Mayfair came off the golf course Friday after a second straight round of 69 in the PGA Championship and revealed his mother suffered a stroke and a heart attack two days earlier. She was in intensive care in Phoenix.
'I've talked to the doctors and there's not much I can do right now,' Mayfair said. 'Shoot low scores here, and that will make her feel better.'
Mayfair is doing his part.
He started the second round on the 10th hole and birdied Nos. 15 and 16, but bogeys on the next two holes put him even through nine. Three birdies on his back nine put him at 3-under for the day, 6-under for the tournament, two off the lead, and gave him 'a great chance going into the weekend.'
Fans have cheered him on all week.

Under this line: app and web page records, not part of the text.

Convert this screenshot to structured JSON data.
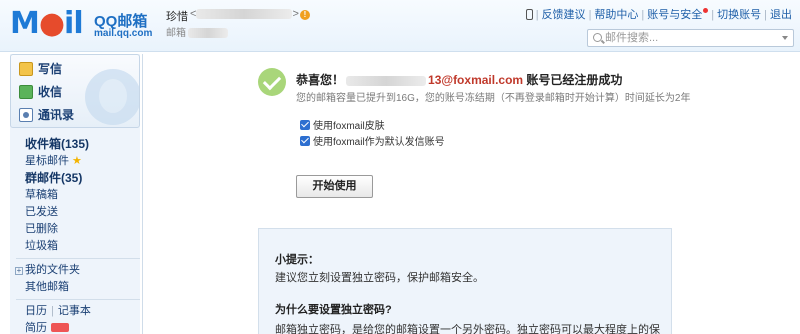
{
  "header": {
    "logo_main": "M",
    "logo_o": "●",
    "logo_il": "il",
    "brand": "QQ邮箱",
    "url": "mail.qq.com",
    "user_name": "珍惜",
    "user_addr_open": "<",
    "user_addr_close": ">",
    "user_sub": "邮箱",
    "warn": "!",
    "top_links": [
      "反馈建议",
      "帮助中心",
      "账号与安全",
      "切换账号",
      "退出"
    ],
    "search_placeholder": "邮件搜索..."
  },
  "sidebar": {
    "compose": "写信",
    "receive": "收信",
    "contacts": "通讯录",
    "folders": [
      {
        "label": "收件箱(135)"
      },
      {
        "label": "星标邮件"
      },
      {
        "label": "群邮件(35)"
      },
      {
        "label": "草稿箱"
      },
      {
        "label": "已发送"
      },
      {
        "label": "已删除"
      },
      {
        "label": "垃圾箱"
      }
    ],
    "my_folders": "我的文件夹",
    "other_mailbox": "其他邮箱",
    "calendar": "日历",
    "notebook": "记事本",
    "next_item": "简历"
  },
  "main": {
    "headline_prefix": "恭喜您！",
    "headline_email": "13@foxmail.com",
    "headline_suffix": " 账号已经注册成功",
    "subline": "您的邮箱容量已提升到16G，您的账号冻结期（不再登录邮箱时开始计算）时间延长为2年",
    "option1": "使用foxmail皮肤",
    "option2": "使用foxmail作为默认发信账号",
    "start_button": "开始使用",
    "tips_title": "小提示：",
    "tips_line": "建议您立刻设置独立密码，保护邮箱安全。",
    "tips_question": "为什么要设置独立密码?",
    "tips_answer": "邮箱独立密码，是给您的邮箱设置一个另外密码。独立密码可以最大程度上的保"
  }
}
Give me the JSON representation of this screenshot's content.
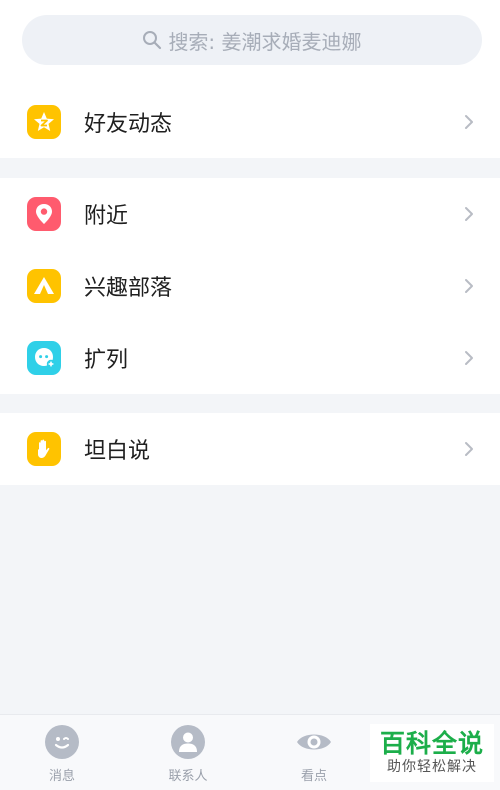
{
  "search": {
    "placeholder": "搜索: 姜潮求婚麦迪娜"
  },
  "groups": [
    {
      "items": [
        {
          "label": "好友动态",
          "icon": "qzone-star-icon",
          "color": "#ffc300"
        }
      ]
    },
    {
      "items": [
        {
          "label": "附近",
          "icon": "location-pin-icon",
          "color": "#ff5b6e"
        },
        {
          "label": "兴趣部落",
          "icon": "tent-icon",
          "color": "#ffc300"
        },
        {
          "label": "扩列",
          "icon": "add-friend-face-icon",
          "color": "#2fd0e8"
        }
      ]
    },
    {
      "items": [
        {
          "label": "坦白说",
          "icon": "raised-hand-icon",
          "color": "#ffc300"
        }
      ]
    }
  ],
  "tabbar": {
    "tabs": [
      {
        "label": "消息",
        "icon": "message-face-icon"
      },
      {
        "label": "联系人",
        "icon": "contacts-person-icon"
      },
      {
        "label": "看点",
        "icon": "eye-icon"
      }
    ]
  },
  "watermark": {
    "title": "百科全说",
    "subtitle": "助你轻松解决"
  }
}
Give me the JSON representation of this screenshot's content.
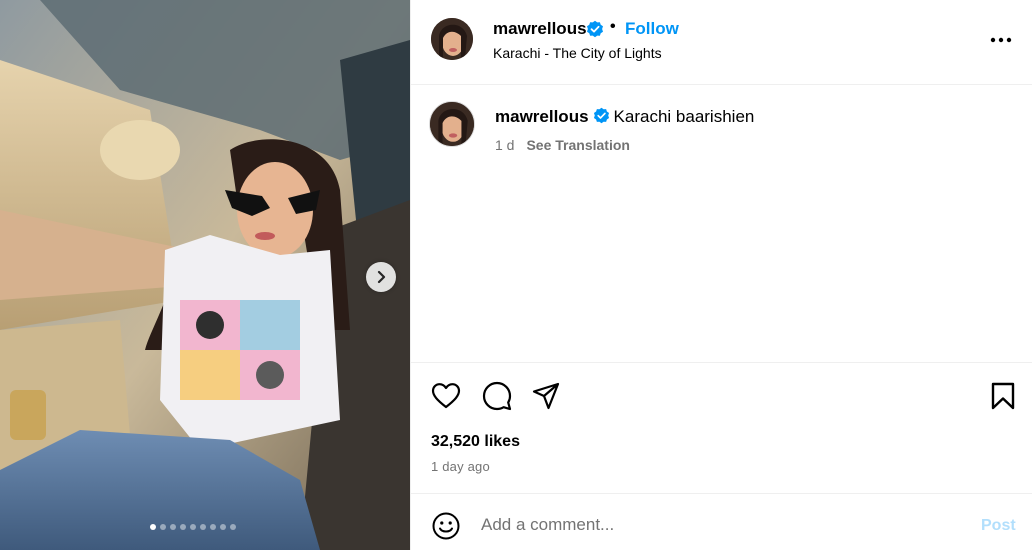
{
  "post": {
    "author": {
      "username": "mawrellous",
      "verified": true,
      "avatar_icon": "profile-avatar",
      "follow_label": "Follow",
      "separator": "•",
      "location": "Karachi - The City of Lights"
    },
    "caption": {
      "username": "mawrellous",
      "text": "Karachi baarishien",
      "age": "1 d",
      "translate_label": "See Translation"
    },
    "media": {
      "description_icon": "photo",
      "carousel_count": 9,
      "carousel_active_index": 0,
      "next_icon": "chevron-right-icon"
    },
    "actions": {
      "like_icon": "heart-icon",
      "comment_icon": "comment-icon",
      "share_icon": "share-icon",
      "save_icon": "bookmark-icon"
    },
    "likes_text": "32,520 likes",
    "time_text": "1 day ago",
    "comment": {
      "placeholder": "Add a comment...",
      "post_label": "Post",
      "emoji_icon": "emoji-icon"
    },
    "colors": {
      "accent": "#0095f6",
      "verified": "#0095f6",
      "post_disabled": "#b2dffc",
      "muted": "#737373"
    }
  }
}
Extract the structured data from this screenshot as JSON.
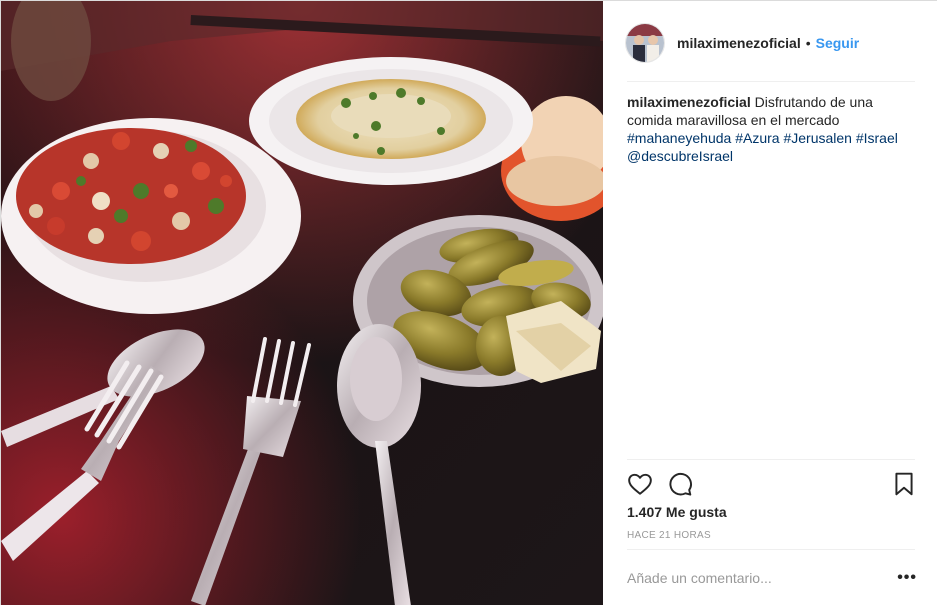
{
  "post": {
    "username": "milaximenezoficial",
    "follow_label": "Seguir",
    "separator": "•",
    "photo": {
      "description_icon": "food-photo",
      "items": [
        "salad-plate",
        "hummus-plate",
        "pickles-plate",
        "pita-bread",
        "spoon",
        "fork",
        "fork-and-spoon"
      ]
    },
    "caption": {
      "username": "milaximenezoficial",
      "text": "Disfrutando de una comida maravillosa en el mercado",
      "hashtags": [
        "#mahaneyehuda",
        "#Azura",
        "#Jerusalen",
        "#Israel"
      ],
      "mention": "@descubreIsrael"
    },
    "actions": {
      "like_icon": "heart-icon",
      "comment_icon": "comment-icon",
      "save_icon": "bookmark-icon"
    },
    "likes_text": "1.407 Me gusta",
    "time_text": "HACE 21 HORAS",
    "comment": {
      "placeholder": "Añade un comentario...",
      "more_label": "•••"
    },
    "colors": {
      "link_blue": "#3897f0",
      "hashtag": "#003569",
      "muted": "#999999",
      "text": "#262626"
    }
  }
}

'The fans here in Chicago have always been the greatest to me,' said Mayfair, whose best finish at a major is a tie for third at the 2001 British Open.
It wasn't long ago that Vijay Singh was a favorite whenever he teed it up. He was winning tournaments, and adding majors at a respectable clip.
Singh shot a 72 on Friday for a 1-over 145 total that wasn't good enough to make the even-par cut in the PGA Championship. It was the second straight missed cut in a major for Singh, who also failed to play on the weekend at the British Open. He had not missed back-to-back cuts in majors since the 1994 PGA and 1995 Masters.
Hurt by a balky putter, Singh is having his worst season since he was winless in 2001. His only win this year is the Barclays Classic.
Colin Montgomerie (4-over), who tied for second at the U.S. Open with Phil Mickelson and Jim Furyk, also missed the cut, as did David Duval (1-over), Justin Leonard (2-over), Paul Azinger (3-over), Fred Couples (3-over), Nick Price (4-over) and Tom Lehman (4-over).
SWEET HOME, CHICAGO
David Toms is getting a little inside information this week.
Toms' caddie, Scott Gneiser, is a member at Medinah Country Club. Well, actually, his wife is the member. Jane Gneiser's father is Chicago Blackhawks great Stan Mikita, and the family has belonged to Medinah for years.
Jane Gneiser is also the reigning club champion, a title she's won four times.
'I'm the spouse,' Gneiser said, laughing. 'And she lets me know it.'
Though Medinah's No. 3 course is pretty straightforward, Gneiser said he played it about 10 times this summer to get a better feel for it. Whatever he and Toms are doing, it's working.
Toms shot a 5-under 67 Friday. At 6-under for the tournament, the 2001 PGA champion was two strokes off the lead.
Knowing the course well should help on the tricky greens. But Gneiser said he misread a couple on the front nine Friday -- and Toms let him know it.
'He said, `That's good. Two missed reads on the first nine holes,'' Gneiser said, laughing again. 'That's OK. It keeps me sharp.'
Total prize money for this week's tournament will be $6.8 million, a $300,000 increase from last year. The winner gets $1.224 million.
The U.S. Open also went from $6.5 million to $6.8 million this year.
The richest major this year was the British Open at $7.35 million because of the strong exchange rate. The Masters was $7 million.
A ROUGH ENDING
Jerry Haas enjoyed playing in the same group as his older brother, Jay. Otherwise, he had two rough rounds on the course and was glad to be finished.
'I'm just a little bit out of my element,' said Jerry Haas, who shot 79 on Friday and was 9-over for the tournament. 'There is no question about that.'
Jerry Haas was 3-under for the day through six holes, but he bogeyed Nos. 7 and 8 and double-bogeyed the ninth. He bogeyed six holes on the back nine, including the final four.
'I had a couple of bad breaks out there today,' he said. 'I'd much rather enjoy the game. I'm just not good enough.'
It was the first time brothers were matched in the PGA Championship since Lanny and Bobby Wadkins in 1995. Jerry Haas, Wake Forest's golf coach, qualified for the PGA by finishing in the top 20 in the Club Pro Championship. Jay Haas, the reigning PGA Senior Champion, was 1-under through two rounds and made the cut for the weekend.